[Dataset entries]
┌──

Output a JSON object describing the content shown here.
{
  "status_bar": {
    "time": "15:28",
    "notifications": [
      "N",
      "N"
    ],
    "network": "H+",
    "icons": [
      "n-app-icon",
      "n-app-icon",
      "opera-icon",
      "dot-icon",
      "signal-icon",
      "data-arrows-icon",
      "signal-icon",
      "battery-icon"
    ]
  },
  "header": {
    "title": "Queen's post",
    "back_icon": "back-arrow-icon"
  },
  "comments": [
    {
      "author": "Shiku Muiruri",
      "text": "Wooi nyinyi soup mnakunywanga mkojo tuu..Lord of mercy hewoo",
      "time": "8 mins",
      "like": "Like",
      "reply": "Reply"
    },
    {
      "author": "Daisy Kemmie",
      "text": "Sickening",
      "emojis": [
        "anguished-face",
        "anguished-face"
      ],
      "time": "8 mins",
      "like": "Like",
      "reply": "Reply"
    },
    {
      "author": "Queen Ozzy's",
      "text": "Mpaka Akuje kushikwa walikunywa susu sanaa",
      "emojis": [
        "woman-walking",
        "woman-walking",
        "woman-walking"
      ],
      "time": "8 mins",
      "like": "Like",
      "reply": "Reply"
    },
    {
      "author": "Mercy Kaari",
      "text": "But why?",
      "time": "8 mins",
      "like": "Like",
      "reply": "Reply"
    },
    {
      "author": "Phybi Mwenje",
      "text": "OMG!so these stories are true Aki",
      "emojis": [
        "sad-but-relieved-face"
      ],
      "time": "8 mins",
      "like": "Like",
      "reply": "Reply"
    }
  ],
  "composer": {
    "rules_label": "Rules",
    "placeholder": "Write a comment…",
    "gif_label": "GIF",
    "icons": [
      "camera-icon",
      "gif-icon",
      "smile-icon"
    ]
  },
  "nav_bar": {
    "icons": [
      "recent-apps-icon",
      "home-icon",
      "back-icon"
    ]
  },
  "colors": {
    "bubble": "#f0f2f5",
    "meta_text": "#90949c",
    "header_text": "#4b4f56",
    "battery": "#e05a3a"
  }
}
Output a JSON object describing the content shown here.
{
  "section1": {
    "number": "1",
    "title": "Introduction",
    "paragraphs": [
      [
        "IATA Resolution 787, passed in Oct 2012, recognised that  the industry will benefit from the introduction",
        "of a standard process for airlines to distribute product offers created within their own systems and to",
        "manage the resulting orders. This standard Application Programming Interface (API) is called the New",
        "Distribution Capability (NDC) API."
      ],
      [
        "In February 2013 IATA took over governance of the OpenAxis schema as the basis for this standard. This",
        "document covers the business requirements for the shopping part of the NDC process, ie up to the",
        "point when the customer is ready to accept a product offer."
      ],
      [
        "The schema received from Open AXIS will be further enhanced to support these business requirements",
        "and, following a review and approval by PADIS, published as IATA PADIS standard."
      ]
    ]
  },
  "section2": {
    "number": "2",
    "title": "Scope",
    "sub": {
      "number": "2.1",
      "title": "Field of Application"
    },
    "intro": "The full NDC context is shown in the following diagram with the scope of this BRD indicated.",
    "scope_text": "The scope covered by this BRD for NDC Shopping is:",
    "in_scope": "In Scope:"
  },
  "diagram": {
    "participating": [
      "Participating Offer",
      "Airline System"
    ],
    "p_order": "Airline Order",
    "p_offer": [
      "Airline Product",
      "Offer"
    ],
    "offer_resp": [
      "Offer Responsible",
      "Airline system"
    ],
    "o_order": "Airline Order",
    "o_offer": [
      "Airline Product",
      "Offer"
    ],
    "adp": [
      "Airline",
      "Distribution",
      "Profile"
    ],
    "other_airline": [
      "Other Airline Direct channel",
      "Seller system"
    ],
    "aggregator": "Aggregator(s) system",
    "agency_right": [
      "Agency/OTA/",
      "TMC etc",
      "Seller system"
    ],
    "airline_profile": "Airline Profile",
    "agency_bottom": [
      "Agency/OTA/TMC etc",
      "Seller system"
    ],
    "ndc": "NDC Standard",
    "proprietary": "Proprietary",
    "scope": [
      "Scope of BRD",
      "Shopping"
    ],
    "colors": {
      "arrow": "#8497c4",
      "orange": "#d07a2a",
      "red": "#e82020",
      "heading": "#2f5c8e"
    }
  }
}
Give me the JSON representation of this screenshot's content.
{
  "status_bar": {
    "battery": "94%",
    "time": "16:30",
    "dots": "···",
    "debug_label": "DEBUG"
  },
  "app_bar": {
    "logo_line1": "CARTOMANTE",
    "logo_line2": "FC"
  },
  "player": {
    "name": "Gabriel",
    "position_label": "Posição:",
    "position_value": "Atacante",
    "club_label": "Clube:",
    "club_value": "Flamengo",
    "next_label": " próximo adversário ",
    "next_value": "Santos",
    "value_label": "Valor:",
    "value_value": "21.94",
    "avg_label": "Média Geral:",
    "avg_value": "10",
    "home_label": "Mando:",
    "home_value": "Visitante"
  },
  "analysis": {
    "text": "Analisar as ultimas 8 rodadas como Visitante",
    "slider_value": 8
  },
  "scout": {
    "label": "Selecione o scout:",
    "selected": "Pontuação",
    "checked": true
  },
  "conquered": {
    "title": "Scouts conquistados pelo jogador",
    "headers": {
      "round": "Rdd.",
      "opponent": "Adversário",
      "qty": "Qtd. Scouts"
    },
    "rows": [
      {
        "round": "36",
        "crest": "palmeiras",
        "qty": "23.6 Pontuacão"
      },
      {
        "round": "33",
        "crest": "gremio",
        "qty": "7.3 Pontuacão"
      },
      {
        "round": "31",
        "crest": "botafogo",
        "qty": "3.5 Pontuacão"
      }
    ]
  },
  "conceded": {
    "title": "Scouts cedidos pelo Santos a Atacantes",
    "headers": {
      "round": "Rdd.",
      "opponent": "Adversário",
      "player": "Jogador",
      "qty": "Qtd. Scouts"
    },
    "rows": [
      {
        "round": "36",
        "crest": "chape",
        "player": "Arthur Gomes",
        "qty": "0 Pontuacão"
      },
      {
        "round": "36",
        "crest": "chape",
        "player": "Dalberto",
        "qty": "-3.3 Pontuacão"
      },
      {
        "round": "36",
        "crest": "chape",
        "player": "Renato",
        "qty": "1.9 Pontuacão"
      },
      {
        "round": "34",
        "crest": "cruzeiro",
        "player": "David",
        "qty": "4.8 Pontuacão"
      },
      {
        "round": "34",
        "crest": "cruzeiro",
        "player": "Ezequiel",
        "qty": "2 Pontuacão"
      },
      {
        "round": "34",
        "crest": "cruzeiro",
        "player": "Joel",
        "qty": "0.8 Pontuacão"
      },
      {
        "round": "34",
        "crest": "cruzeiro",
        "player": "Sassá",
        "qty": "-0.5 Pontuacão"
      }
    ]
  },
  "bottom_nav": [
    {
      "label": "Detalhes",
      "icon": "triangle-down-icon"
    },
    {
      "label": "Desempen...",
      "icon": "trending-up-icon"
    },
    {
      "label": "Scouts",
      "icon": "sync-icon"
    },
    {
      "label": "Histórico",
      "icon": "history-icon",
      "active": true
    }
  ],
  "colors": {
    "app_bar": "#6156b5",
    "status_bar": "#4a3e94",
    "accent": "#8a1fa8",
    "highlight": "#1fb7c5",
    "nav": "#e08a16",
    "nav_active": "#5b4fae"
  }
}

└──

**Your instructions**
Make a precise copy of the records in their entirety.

**Your solution**
Output a JSON object describing the content shown here.
{
  "status_bar": {
    "time": "15:28",
    "notifications": [
      "N",
      "N"
    ],
    "network": "H+",
    "icons": [
      "n-app-icon",
      "n-app-icon",
      "opera-icon",
      "dot-icon",
      "signal-icon",
      "data-arrows-icon",
      "signal-icon",
      "battery-icon"
    ]
  },
  "header": {
    "title": "Queen's post",
    "back_icon": "back-arrow-icon"
  },
  "comments": [
    {
      "author": "Shiku Muiruri",
      "text": "Wooi nyinyi soup mnakunywanga mkojo tuu..Lord of mercy hewoo",
      "time": "8 mins",
      "like": "Like",
      "reply": "Reply"
    },
    {
      "author": "Daisy Kemmie",
      "text": "Sickening",
      "emojis": [
        "anguished-face",
        "anguished-face"
      ],
      "time": "8 mins",
      "like": "Like",
      "reply": "Reply"
    },
    {
      "author": "Queen Ozzy's",
      "text": "Mpaka Akuje kushikwa walikunywa susu sanaa",
      "emojis": [
        "woman-walking",
        "woman-walking",
        "woman-walking"
      ],
      "time": "8 mins",
      "like": "Like",
      "reply": "Reply"
    },
    {
      "author": "Mercy Kaari",
      "text": "But why?",
      "time": "8 mins",
      "like": "Like",
      "reply": "Reply"
    },
    {
      "author": "Phybi Mwenje",
      "text": "OMG!so these stories are true Aki",
      "emojis": [
        "sad-but-relieved-face"
      ],
      "time": "8 mins",
      "like": "Like",
      "reply": "Reply"
    }
  ],
  "composer": {
    "rules_label": "Rules",
    "placeholder": "Write a comment…",
    "gif_label": "GIF",
    "icons": [
      "camera-icon",
      "gif-icon",
      "smile-icon"
    ]
  },
  "nav_bar": {
    "icons": [
      "recent-apps-icon",
      "home-icon",
      "back-icon"
    ]
  },
  "colors": {
    "bubble": "#f0f2f5",
    "meta_text": "#90949c",
    "header_text": "#4b4f56",
    "battery": "#e05a3a"
  }
}
Output a JSON object describing the content shown here.
{
  "section1": {
    "number": "1",
    "title": "Introduction",
    "paragraphs": [
      [
        "IATA Resolution 787, passed in Oct 2012, recognised that  the industry will benefit from the introduction",
        "of a standard process for airlines to distribute product offers created within their own systems and to",
        "manage the resulting orders. This standard Application Programming Interface (API) is called the New",
        "Distribution Capability (NDC) API."
      ],
      [
        "In February 2013 IATA took over governance of the OpenAxis schema as the basis for this standard. This",
        "document covers the business requirements for the shopping part of the NDC process, ie up to the",
        "point when the customer is ready to accept a product offer."
      ],
      [
        "The schema received from Open AXIS will be further enhanced to support these business requirements",
        "and, following a review and approval by PADIS, published as IATA PADIS standard."
      ]
    ]
  },
  "section2": {
    "number": "2",
    "title": "Scope",
    "sub": {
      "number": "2.1",
      "title": "Field of Application"
    },
    "intro": "The full NDC context is shown in the following diagram with the scope of this BRD indicated.",
    "scope_text": "The scope covered by this BRD for NDC Shopping is:",
    "in_scope": "In Scope:"
  },
  "diagram": {
    "participating": [
      "Participating Offer",
      "Airline System"
    ],
    "p_order": "Airline Order",
    "p_offer": [
      "Airline Product",
      "Offer"
    ],
    "offer_resp": [
      "Offer Responsible",
      "Airline system"
    ],
    "o_order": "Airline Order",
    "o_offer": [
      "Airline Product",
      "Offer"
    ],
    "adp": [
      "Airline",
      "Distribution",
      "Profile"
    ],
    "other_airline": [
      "Other Airline Direct channel",
      "Seller system"
    ],
    "aggregator": "Aggregator(s) system",
    "agency_right": [
      "Agency/OTA/",
      "TMC etc",
      "Seller system"
    ],
    "airline_profile": "Airline Profile",
    "agency_bottom": [
      "Agency/OTA/TMC etc",
      "Seller system"
    ],
    "ndc": "NDC Standard",
    "proprietary": "Proprietary",
    "scope": [
      "Scope of BRD",
      "Shopping"
    ],
    "colors": {
      "arrow": "#8497c4",
      "orange": "#d07a2a",
      "red": "#e82020",
      "heading": "#2f5c8e"
    }
  }
}
Give me the JSON representation of this screenshot's content.
{
  "status_bar": {
    "battery": "94%",
    "time": "16:30",
    "dots": "···",
    "debug_label": "DEBUG"
  },
  "app_bar": {
    "logo_line1": "CARTOMANTE",
    "logo_line2": "FC"
  },
  "player": {
    "name": "Gabriel",
    "position_label": "Posição:",
    "position_value": "Atacante",
    "club_label": "Clube:",
    "club_value": "Flamengo",
    "next_label": " próximo adversário ",
    "next_value": "Santos",
    "value_label": "Valor:",
    "value_value": "21.94",
    "avg_label": "Média Geral:",
    "avg_value": "10",
    "home_label": "Mando:",
    "home_value": "Visitante"
  },
  "analysis": {
    "text": "Analisar as ultimas 8 rodadas como Visitante",
    "slider_value": 8
  },
  "scout": {
    "label": "Selecione o scout:",
    "selected": "Pontuação",
    "checked": true
  },
  "conquered": {
    "title": "Scouts conquistados pelo jogador",
    "headers": {
      "round": "Rdd.",
      "opponent": "Adversário",
      "qty": "Qtd. Scouts"
    },
    "rows": [
      {
        "round": "36",
        "crest": "palmeiras",
        "qty": "23.6 Pontuacão"
      },
      {
        "round": "33",
        "crest": "gremio",
        "qty": "7.3 Pontuacão"
      },
      {
        "round": "31",
        "crest": "botafogo",
        "qty": "3.5 Pontuacão"
      }
    ]
  },
  "conceded": {
    "title": "Scouts cedidos pelo Santos a Atacantes",
    "headers": {
      "round": "Rdd.",
      "opponent": "Adversário",
      "player": "Jogador",
      "qty": "Qtd. Scouts"
    },
    "rows": [
      {
        "round": "36",
        "crest": "chape",
        "player": "Arthur Gomes",
        "qty": "0 Pontuacão"
      },
      {
        "round": "36",
        "crest": "chape",
        "player": "Dalberto",
        "qty": "-3.3 Pontuacão"
      },
      {
        "round": "36",
        "crest": "chape",
        "player": "Renato",
        "qty": "1.9 Pontuacão"
      },
      {
        "round": "34",
        "crest": "cruzeiro",
        "player": "David",
        "qty": "4.8 Pontuacão"
      },
      {
        "round": "34",
        "crest": "cruzeiro",
        "player": "Ezequiel",
        "qty": "2 Pontuacão"
      },
      {
        "round": "34",
        "crest": "cruzeiro",
        "player": "Joel",
        "qty": "0.8 Pontuacão"
      },
      {
        "round": "34",
        "crest": "cruzeiro",
        "player": "Sassá",
        "qty": "-0.5 Pontuacão"
      }
    ]
  },
  "bottom_nav": [
    {
      "label": "Detalhes",
      "icon": "triangle-down-icon"
    },
    {
      "label": "Desempen...",
      "icon": "trending-up-icon"
    },
    {
      "label": "Scouts",
      "icon": "sync-icon"
    },
    {
      "label": "Histórico",
      "icon": "history-icon",
      "active": true
    }
  ],
  "colors": {
    "app_bar": "#6156b5",
    "status_bar": "#4a3e94",
    "accent": "#8a1fa8",
    "highlight": "#1fb7c5",
    "nav": "#e08a16",
    "nav_active": "#5b4fae"
  }
}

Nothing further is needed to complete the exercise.